The grim irony is that the past year has cast him in the light of a chronically injury-prone jockey while the truth is markedly different. For years he had a relatively injury-clear run. This year he missed Cheltenham and Aintree for the first time due to a serious shoulder injury he suffered in January. And the wrist he damaged when falling at Newbury last month would be unremarkable had the consequences not been so catastrophic.
"People were starting to think that because I've missed so much time, I'm injury-prone," he said. "But I'm not. I haven't had a load of injuries. Just the ones I've had have taken so much time to heal. In comparison to other guys who've broken every bone in their body, I've been lucky touch wood. Just the ones I've had have been slow healers."
The latest one came with a brutal sense of timing. Last week he had sat on Kauto Star for the first time and relished the experience. "You could turn him on a saucer," he said. "So sharp. So relaxed." Like horse, like jockey. Fehily had ridden Master Minded at Ascot the previous month and admitted to feeling creased by nerves. The horse had to prove himself after disappointing at Cheltenham in March and he felt under trial for the ride on Kauto Star. They both passed with flying colours. Nothing about it fazed him: the enhanced scrutiny or the responsibility. This year he has ridden 46 times for Nicholls and won 17 races, a 37 per cent strike rate that is superior to all the trainer's jockeys, including Walsh. He sensed there were those waiting for him to mess up so they could be the first to say Nicholls should have gone for a higher profile jockey, but that didn't bother him. His daily routine remained the same. He was simply riding better horses and growing in confidence.
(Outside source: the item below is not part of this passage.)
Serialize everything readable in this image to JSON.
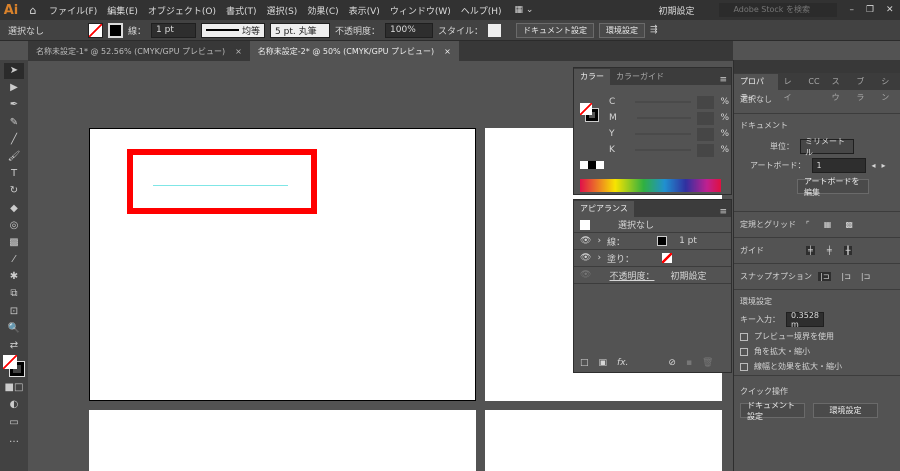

He told how he had spoken to Sam Thomas after Twist Magic's life-ending injury at Newbury a week previously and urged the young jockey to keep his spirits up. A couple of years ago, Thomas had been given the same chance as Fehily, but fared less successfully. Thomas had gone from being hailed a champion in waiting to a beaten docket virtually overnight, Fehily remembered. You learn quickly how fickle the business is. "You don't get carried away with the highs," he said, "and you cope with the lows better."
Now he himself will have to prove the wisdom of those words. There was little inkling on Monday that his week would turn out so miserably. He had a physio session booked in London that morning. The following day he would ride at Kempton, happy for a blow-out before the serious business of Christmas racing. The wrist would be stiff and sore, he guessed, but as long as he was fit to do himself justice, the pain didn't matter.
At Kempton, however, a terrible truth dawned. He rode two horses for Nicholls and the pain in his wrist became unbearable. Far from healing, the injury was getting worse. Inside the temptation must have gnawed away at him to keep his counsel, say nothing and hope he would be stronger and fitter by the weekend. How could he bluff a champion trainer like Nicholls though? And how could he deprive a beloved horse the optimum chance of making history it deserved?
On Tuesday night, he bumped into Mick Fitzgerald in a restaurant in Lambourn. "I'd have crawled around a room full of broken glass to ride Kauto Star," he said wistfully. "But if he got beat and I was the reason, how could I ever forgive myself?" In the maturity and integrity he showed in declaring himself unfit, Fehily alluded to the cruellest irony of all. For they were the very qualities that had alerted Nicholls in the first place.
Sunday Indo Sport